*Instructions for the task*
Return the data below unaltered, but strip out the pictures.

[Records from a dataset]
┌──
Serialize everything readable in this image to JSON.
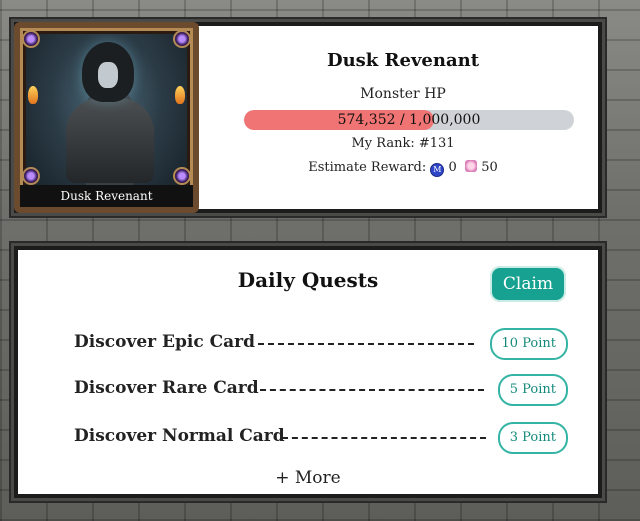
{
  "boss": {
    "card_name": "Dusk Revenant",
    "title": "Dusk Revenant",
    "hp_label": "Monster HP",
    "hp_current": 574352,
    "hp_max": 1000000,
    "hp_text": "574,352 / 1,000,000",
    "rank": "My Rank: #131",
    "reward_label": "Estimate Reward:",
    "reward_coin": "0",
    "reward_gift": "50"
  },
  "quests": {
    "title": "Daily Quests",
    "claim_label": "Claim",
    "items": [
      {
        "name": "Discover Epic Card",
        "points": "10 Point"
      },
      {
        "name": "Discover Rare Card",
        "points": "5 Point"
      },
      {
        "name": "Discover Normal Card",
        "points": "3 Point"
      }
    ],
    "more_label": "+ More"
  },
  "colors": {
    "accent": "#16a190",
    "hp_fill": "#f07474",
    "hp_track": "#cfd3d8"
  }
}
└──
*Written response*
Serialize everything readable in this image to JSON.
{
  "boss": {
    "card_name": "Dusk Revenant",
    "title": "Dusk Revenant",
    "hp_label": "Monster HP",
    "hp_current": 574352,
    "hp_max": 1000000,
    "hp_text": "574,352 / 1,000,000",
    "rank": "My Rank: #131",
    "reward_label": "Estimate Reward:",
    "reward_coin": "0",
    "reward_gift": "50"
  },
  "quests": {
    "title": "Daily Quests",
    "claim_label": "Claim",
    "items": [
      {
        "name": "Discover Epic Card",
        "points": "10 Point"
      },
      {
        "name": "Discover Rare Card",
        "points": "5 Point"
      },
      {
        "name": "Discover Normal Card",
        "points": "3 Point"
      }
    ],
    "more_label": "+ More"
  },
  "colors": {
    "accent": "#16a190",
    "hp_fill": "#f07474",
    "hp_track": "#cfd3d8"
  }
}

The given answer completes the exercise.